“Where are we going?” You turn toward him, your eyes meeting his, even in the dark light.
“It’s a surprise.” You can see him grinning and you huff, turning back to the scenery.
“So what was all that about?” You ask after driving in silence for a few minutes.
“Anne, I’m sorry-”
“I don’t want an apology,” you cut him off. “I just want an explanation.”
Jamie sighs, rubbing a hand over his face. “It started when I left for New York after the last day we spent together. Do you remember that day?” You nod. You can remember that day as if it was yesterday, the rain thundering down outside, lighting arching from the sky. The lingering kiss. So many promises. Promises to write, the promise to see each other again.
“Well,” Jamie continues, “My father was upset when I got home.” He sends me a rueful glance. You remember too clearly the one and only meeting you had with James Parker Sr, the tension so thick that you could have cut it with a knife. “He demanded that I had to marry Julia- my fiancée or he would-”

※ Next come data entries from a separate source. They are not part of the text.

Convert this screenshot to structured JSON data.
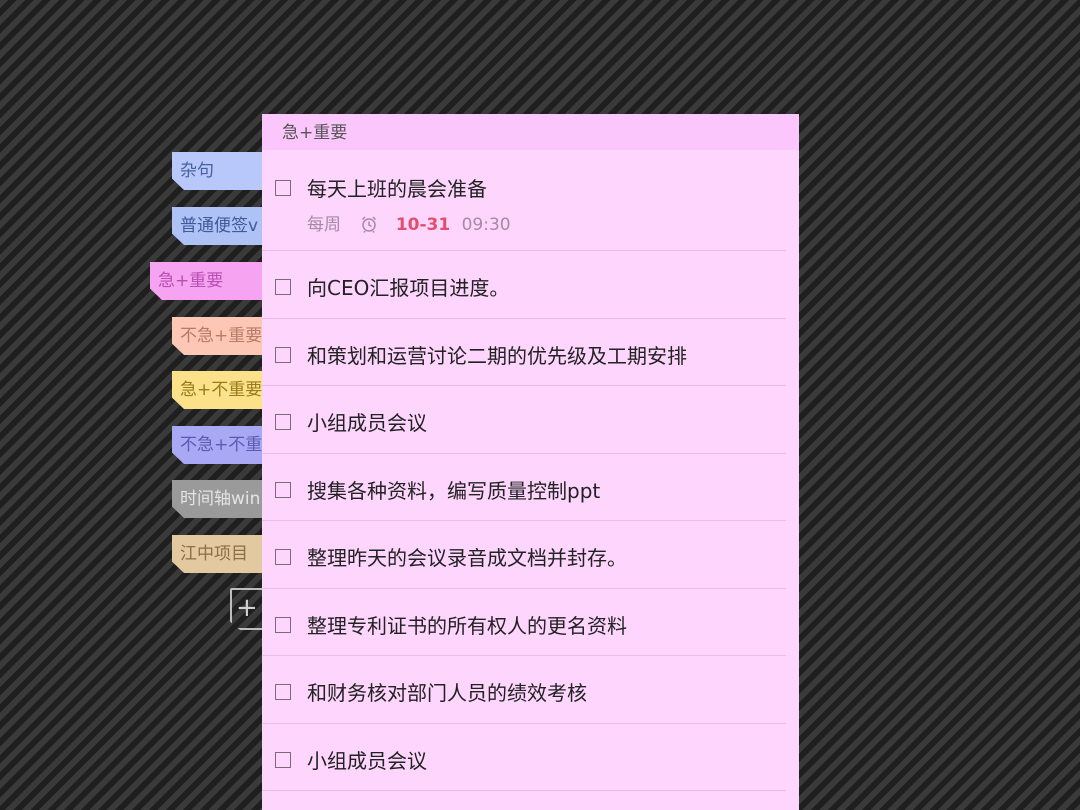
{
  "tabs": [
    {
      "label": "杂句",
      "bg": "#b8c8fa",
      "color": "#4a5fa0"
    },
    {
      "label": "普通便签v",
      "bg": "#aec2f5",
      "color": "#3f5a9a"
    },
    {
      "label": "急+重要",
      "bg": "#f6a3f2",
      "color": "#b84fb2"
    },
    {
      "label": "不急+重要",
      "bg": "#fcc7b4",
      "color": "#b87b66"
    },
    {
      "label": "急+不重要",
      "bg": "#fbe28a",
      "color": "#9a7a1a"
    },
    {
      "label": "不急+不重",
      "bg": "#a9a8f4",
      "color": "#5c5ab0"
    },
    {
      "label": "时间轴win",
      "bg": "#9a9a9a",
      "color": "#e4e4e4"
    },
    {
      "label": "江中项目",
      "bg": "#e2c9a0",
      "color": "#8a6f43"
    }
  ],
  "add_button": {
    "label": "+"
  },
  "panel": {
    "title": "急+重要",
    "tasks": [
      {
        "title": "每天上班的晨会准备",
        "repeat": "每周",
        "date": "10-31",
        "time": "09:30"
      },
      {
        "title": "向CEO汇报项目进度。"
      },
      {
        "title": "和策划和运营讨论二期的优先级及工期安排"
      },
      {
        "title": "小组成员会议"
      },
      {
        "title": "搜集各种资料，编写质量控制ppt"
      },
      {
        "title": "整理昨天的会议录音成文档并封存。"
      },
      {
        "title": "整理专利证书的所有权人的更名资料"
      },
      {
        "title": "和财务核对部门人员的绩效考核"
      },
      {
        "title": "小组成员会议"
      }
    ]
  }
}
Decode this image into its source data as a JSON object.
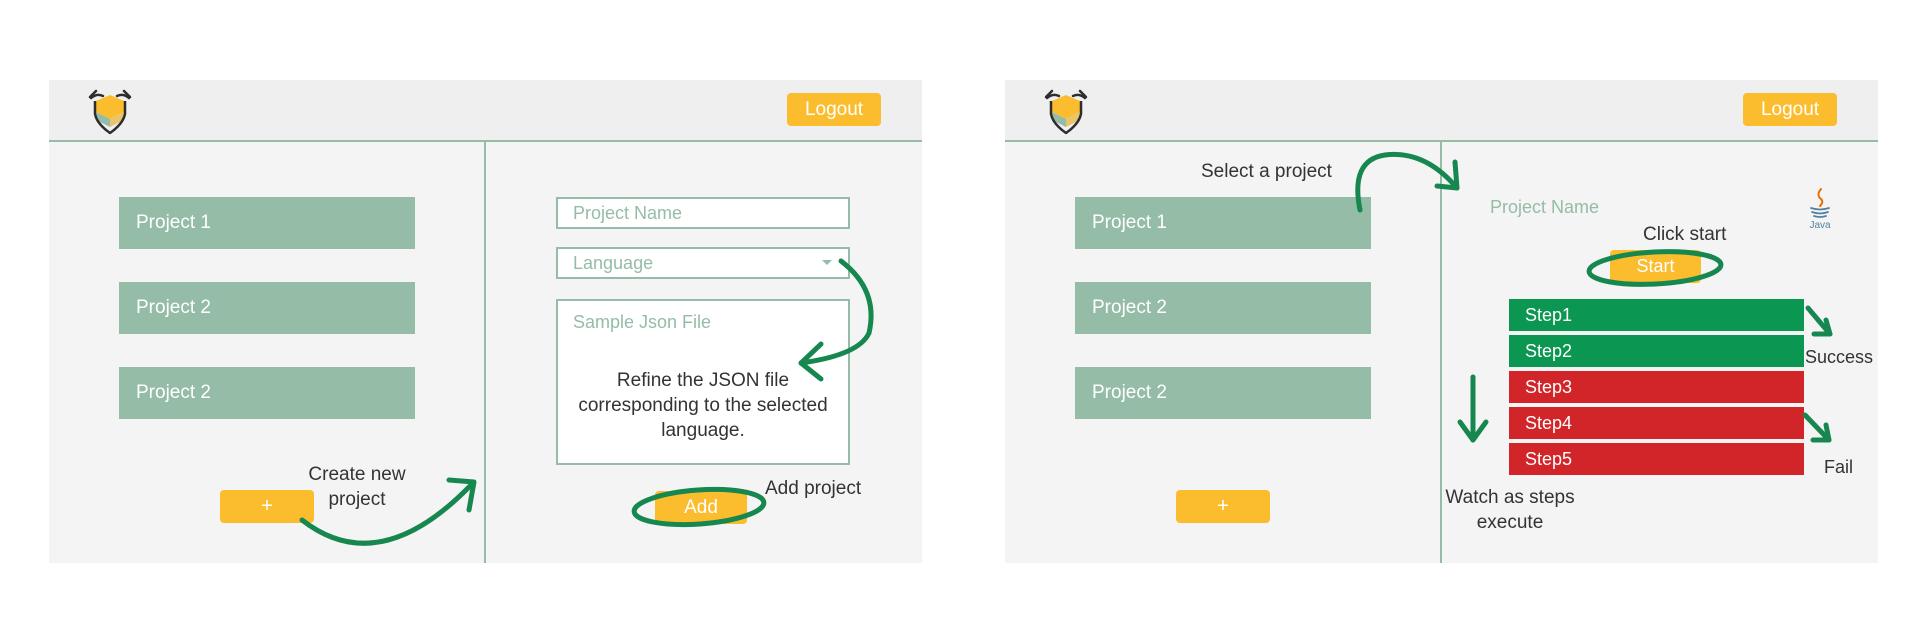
{
  "colors": {
    "accent": "#fbbd2e",
    "project_green": "#95bca7",
    "annotation_green": "#16874f",
    "step_success": "#0b9651",
    "step_fail": "#d12529"
  },
  "icons": [
    "shield-logo-icon",
    "java-icon",
    "dropdown-caret-icon",
    "curved-arrow-icon"
  ],
  "panel_create": {
    "header": {
      "logout_label": "Logout"
    },
    "projects": [
      "Project 1",
      "Project 2",
      "Project 2"
    ],
    "add_button_label": "+",
    "form": {
      "project_name_placeholder": "Project Name",
      "language_placeholder": "Language",
      "json_placeholder": "Sample Json File",
      "json_note": "Refine the JSON file corresponding to the selected language.",
      "add_button_label": "Add"
    },
    "annotations": {
      "create_new_project": "Create new project",
      "add_project": "Add project"
    }
  },
  "panel_run": {
    "header": {
      "logout_label": "Logout"
    },
    "projects": [
      "Project 1",
      "Project 2",
      "Project 2"
    ],
    "add_button_label": "+",
    "project_name_label": "Project Name",
    "java_label": "Java",
    "start_button_label": "Start",
    "steps": [
      {
        "label": "Step1",
        "status": "success"
      },
      {
        "label": "Step2",
        "status": "success"
      },
      {
        "label": "Step3",
        "status": "fail"
      },
      {
        "label": "Step4",
        "status": "fail"
      },
      {
        "label": "Step5",
        "status": "fail"
      }
    ],
    "annotations": {
      "select_project": "Select a project",
      "click_start": "Click start",
      "success": "Success",
      "fail": "Fail",
      "watch_steps": "Watch as steps execute"
    }
  }
}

A light washes over Jamie’s face, making him glance up in surprise. You look up to see two blinding lights hurtling toward you. You don’t have time to scream out a warning before Jamie’s eyes widen and he yanks the wheel of the car hard to the left, sending the car spinning, brakes squealing, tires screeching on the road. The seat belt tightens around your chest as something slams into the car with the sound of metal crunching against metal and glass breaking and the putrid smell of gasoline. The impact jars you and you taste the iron tang of blood in your mouth where your teeth graze your tongue before the world went dark around you.
You wake a few moments later, pain piercing through your skull. You feel disoriented and struggle to get up, before realizing you are pinned by the seat belt. Your fingers fumble for the buckle but you can barely move them. You can feel warm blood trickling down your face and hear sirens in the distance before the world goes black around you again.
The rest of the night comes in bits and pieces, the grim face of an officer. The flashing red and blue blocking the snow-covered road. Dark scarlet spilled over the white. A paramedic, her eyes soft as she pressed gauze to the gash on your forehead. A hospital bed. Beeping machines. Frantic voices as you drift in and out. Finally, you open your eyes to see the white ceiling overhead, bright fluorescent lights shining above. Pain shoots through your forehead and back as you struggle to sit up, leaning against the soft pillows, panting as you catch your breath.
A nurse enters, looking surprised to see you awake. Her brows furrow, a strange expression of pity and regret coming over her face that sends fear shooting through your mind. The memories rush through your mind, the tires screeching on the road, the metal crunching, the dark scarlet.
“Jamie,” your voice is hoarse. “Is he alright?”
“I’m sorry, Miss Smith,” the nurse looks apologetic. “It was too late.”